Kirkuk Kurds
An armed member of the Kurdish security forces takes a position during a patrol on the outskirts of the Iraqi city of Kirkuk June 14, 2014. Reuters/Azad Lashkari

KIRKUK, Iraq -- As Prime Minister Nouri Al-Maliki’s forces began new rounds of airstrikes on Fallujah and Tikrit Monday in an attempt to dislodge ISIS jihadists, thousands of Iraqis attempted to cross the border into Iraqi Kurdistan through this city -- but came up against a closed border. Kurdish militia had blocked several checkpoints throughout the day, after three car bombs exploded here.

“We don’t know which of these people are terrorists,” one of about two dozen soldiers of the Kurdish army, known as the peshmerga, said at a checkpoint. “We can’t risk anything because we just don’t know.” Pieces of one of the cars were scattered on a road near the middle of the city. There were no reported injuries or deaths from the explosions, and no one claimed responsibility.

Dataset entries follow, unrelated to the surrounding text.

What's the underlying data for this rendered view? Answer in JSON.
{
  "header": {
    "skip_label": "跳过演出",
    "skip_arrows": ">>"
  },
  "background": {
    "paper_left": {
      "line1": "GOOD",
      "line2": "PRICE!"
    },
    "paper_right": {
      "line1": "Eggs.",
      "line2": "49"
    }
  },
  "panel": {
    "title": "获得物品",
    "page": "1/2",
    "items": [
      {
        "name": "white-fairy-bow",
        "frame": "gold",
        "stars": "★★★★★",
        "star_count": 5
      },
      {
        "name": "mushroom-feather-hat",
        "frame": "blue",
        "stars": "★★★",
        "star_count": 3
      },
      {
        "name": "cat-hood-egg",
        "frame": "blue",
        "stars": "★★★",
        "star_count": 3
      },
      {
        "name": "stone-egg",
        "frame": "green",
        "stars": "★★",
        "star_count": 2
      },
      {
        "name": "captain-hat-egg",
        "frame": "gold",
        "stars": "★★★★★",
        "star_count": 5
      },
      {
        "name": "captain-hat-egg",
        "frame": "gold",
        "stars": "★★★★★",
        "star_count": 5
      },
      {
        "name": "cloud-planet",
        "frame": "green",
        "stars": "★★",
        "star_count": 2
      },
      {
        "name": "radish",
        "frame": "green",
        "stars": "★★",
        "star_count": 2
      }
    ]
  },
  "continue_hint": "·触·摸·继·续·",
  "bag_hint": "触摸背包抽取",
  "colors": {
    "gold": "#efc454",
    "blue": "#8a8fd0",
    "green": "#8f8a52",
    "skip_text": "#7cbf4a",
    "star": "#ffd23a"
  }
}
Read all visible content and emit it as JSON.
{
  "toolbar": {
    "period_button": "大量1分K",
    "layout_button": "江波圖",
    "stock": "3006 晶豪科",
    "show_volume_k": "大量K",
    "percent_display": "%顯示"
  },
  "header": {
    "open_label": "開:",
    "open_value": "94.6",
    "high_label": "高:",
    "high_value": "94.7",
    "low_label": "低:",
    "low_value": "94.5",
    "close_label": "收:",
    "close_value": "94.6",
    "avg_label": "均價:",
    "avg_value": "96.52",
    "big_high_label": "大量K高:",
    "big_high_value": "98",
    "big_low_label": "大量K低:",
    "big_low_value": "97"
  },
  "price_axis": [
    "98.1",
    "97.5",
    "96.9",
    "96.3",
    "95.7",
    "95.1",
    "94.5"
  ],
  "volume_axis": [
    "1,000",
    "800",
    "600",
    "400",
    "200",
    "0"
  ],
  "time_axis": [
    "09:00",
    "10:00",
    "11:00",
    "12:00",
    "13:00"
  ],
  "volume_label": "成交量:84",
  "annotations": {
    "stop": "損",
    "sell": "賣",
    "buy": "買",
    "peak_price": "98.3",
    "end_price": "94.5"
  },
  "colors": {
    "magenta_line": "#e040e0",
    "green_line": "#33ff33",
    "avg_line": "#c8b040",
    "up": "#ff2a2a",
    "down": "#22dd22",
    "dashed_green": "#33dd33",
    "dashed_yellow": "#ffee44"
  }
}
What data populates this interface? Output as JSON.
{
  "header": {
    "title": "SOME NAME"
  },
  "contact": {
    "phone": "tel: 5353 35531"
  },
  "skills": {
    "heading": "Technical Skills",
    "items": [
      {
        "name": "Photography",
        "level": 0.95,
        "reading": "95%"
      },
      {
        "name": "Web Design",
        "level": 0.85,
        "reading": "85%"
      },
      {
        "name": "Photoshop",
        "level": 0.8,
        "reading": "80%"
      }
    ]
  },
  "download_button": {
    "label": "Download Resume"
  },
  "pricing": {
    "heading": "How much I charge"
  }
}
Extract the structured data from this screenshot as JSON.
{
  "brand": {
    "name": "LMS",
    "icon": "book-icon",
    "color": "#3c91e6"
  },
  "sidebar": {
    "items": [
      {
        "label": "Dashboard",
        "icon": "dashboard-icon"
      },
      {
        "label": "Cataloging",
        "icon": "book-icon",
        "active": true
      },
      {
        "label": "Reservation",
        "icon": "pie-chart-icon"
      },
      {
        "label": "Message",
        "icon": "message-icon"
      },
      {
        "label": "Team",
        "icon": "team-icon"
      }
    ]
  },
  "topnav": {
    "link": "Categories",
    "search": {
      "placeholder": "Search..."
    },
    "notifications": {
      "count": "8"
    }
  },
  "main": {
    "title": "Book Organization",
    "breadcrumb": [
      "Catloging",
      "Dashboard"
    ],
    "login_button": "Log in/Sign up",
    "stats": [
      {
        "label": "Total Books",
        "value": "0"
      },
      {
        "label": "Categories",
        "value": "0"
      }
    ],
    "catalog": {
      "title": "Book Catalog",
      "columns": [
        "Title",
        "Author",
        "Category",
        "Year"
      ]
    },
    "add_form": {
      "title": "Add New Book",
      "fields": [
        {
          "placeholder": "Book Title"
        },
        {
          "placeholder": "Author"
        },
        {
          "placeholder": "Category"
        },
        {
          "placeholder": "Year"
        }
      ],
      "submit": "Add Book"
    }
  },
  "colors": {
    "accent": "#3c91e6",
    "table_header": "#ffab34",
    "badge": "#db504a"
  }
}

Peshmerga officers said that since last week Iraqi Kurdistan has had to increase security at its checkpoints because of the influx of Iraqi refugees entering the region, but Monday marked the first time it closed its borders, even if just temporarily. The Iraqis sitting at the border could not go home, for fear of being bombed there. So, they waited.

Tikrit, just 300 kilometers (185 miles) from Baghdad, is now under control of the Islamic State of Iraq and Syria and other Sunni militant groups. Maliki’s forces began bombing the city Monday, as well as several other cities with known ISIS hideouts, residents said, forcing thousands to flee.

Although it is unknown who planned the car bombs, the explosions in Kirkuk suggest that even as ISIS moves south toward Baghdad, the conflict is still alive in the north. The struggle is not as clear-cut, though, as it seemed in the early hours of the takeover of Mosul, Iraq’s second-biggest city, last week. It now encapsulates all sectarian divisions in both Arab and Kurdish Iraq, and includes small Sunni groups who have taken up arms to fight Maliki’s Shia-dominated forces.

The increasingly violent clashes among sectarian parties in the country could give way to a full-blown civil war. The opposition in Iraq now consists of the world’s most feared extremist organization, ISIS, and Sunni clans that do not follow the ultra-strict ISIS interpretation of Islamic Shariah law but want Maliki out of power. This division in religious ideology could cause tensions among Sunnis, causing their forces to fractionalize.

Shia communities are siding with their co-religionist Maliki, and Shia-majority Iran has sent special forces into the country to support them and fight the Sunnis. In the north, the Kurdish army is trying to keep oil-rich territory from being taken over by ISIS or the Iraqi military, while at the same time providing -- at least up to now -- a haven for those fleeing the clashes.

Many Sunnis in Iraq, disenfranchised by the Shia-led government for years, said they would support ISIS rule, even though the group has been known for months now for its extreme brutality.

“At least ISIS does not want to hurt us,” one man traveling with a truck full of people from Tikrit said. “Maliki keeps bombing our town. ISIS doesn’t do anything like that.”

But other Sunnis do not want anything to do with the extremist group. They fear it is becoming even more brutal. Pictures released Sunday by ISIS show its soldiers shooting dead hundreds of unarmed, captive Iraqi soldiers en masse.

“We need a judge in this country. We need rules,” said Arfan Nadi, a man fleeing government bombings in a village between Fallujah and Ramadi. But, he said, the U.S. should not intervene again.

“The U.S. caused this problem. They are the ones who put Maliki in power.”

The threat of a failed, dissolved state overrun by jihadists in the heart of the Middle East has the international community scrambling for a strategy. The Obama administration dispatched an aircraft carrier to the Persian Gulf on Sunday, suggesting it might aid the Iraqi government with airstrikes. But more airstrikes could increase the number of Iraqis trying to leave the country.

Back on the ground, on the border near Kirkuk, the backed-up cars at the Kurdish checkpoint were stuck in a gridlocked maze with no order. Most waited for a clearance to pass, which didn’t come. Some began to turn back toward Tikrit.

In a taxi, a man holding a young boy on his lap waited to pass the checkpoint. Four women sat in the back with the family’s bags. They were fleeing from Fallujah. The father in the front seat said he wanted Iraq to “wipe the slate clean.”

“I don’t want Maliki or ISIS,” he said. “We need to start something new and build it from scratch.”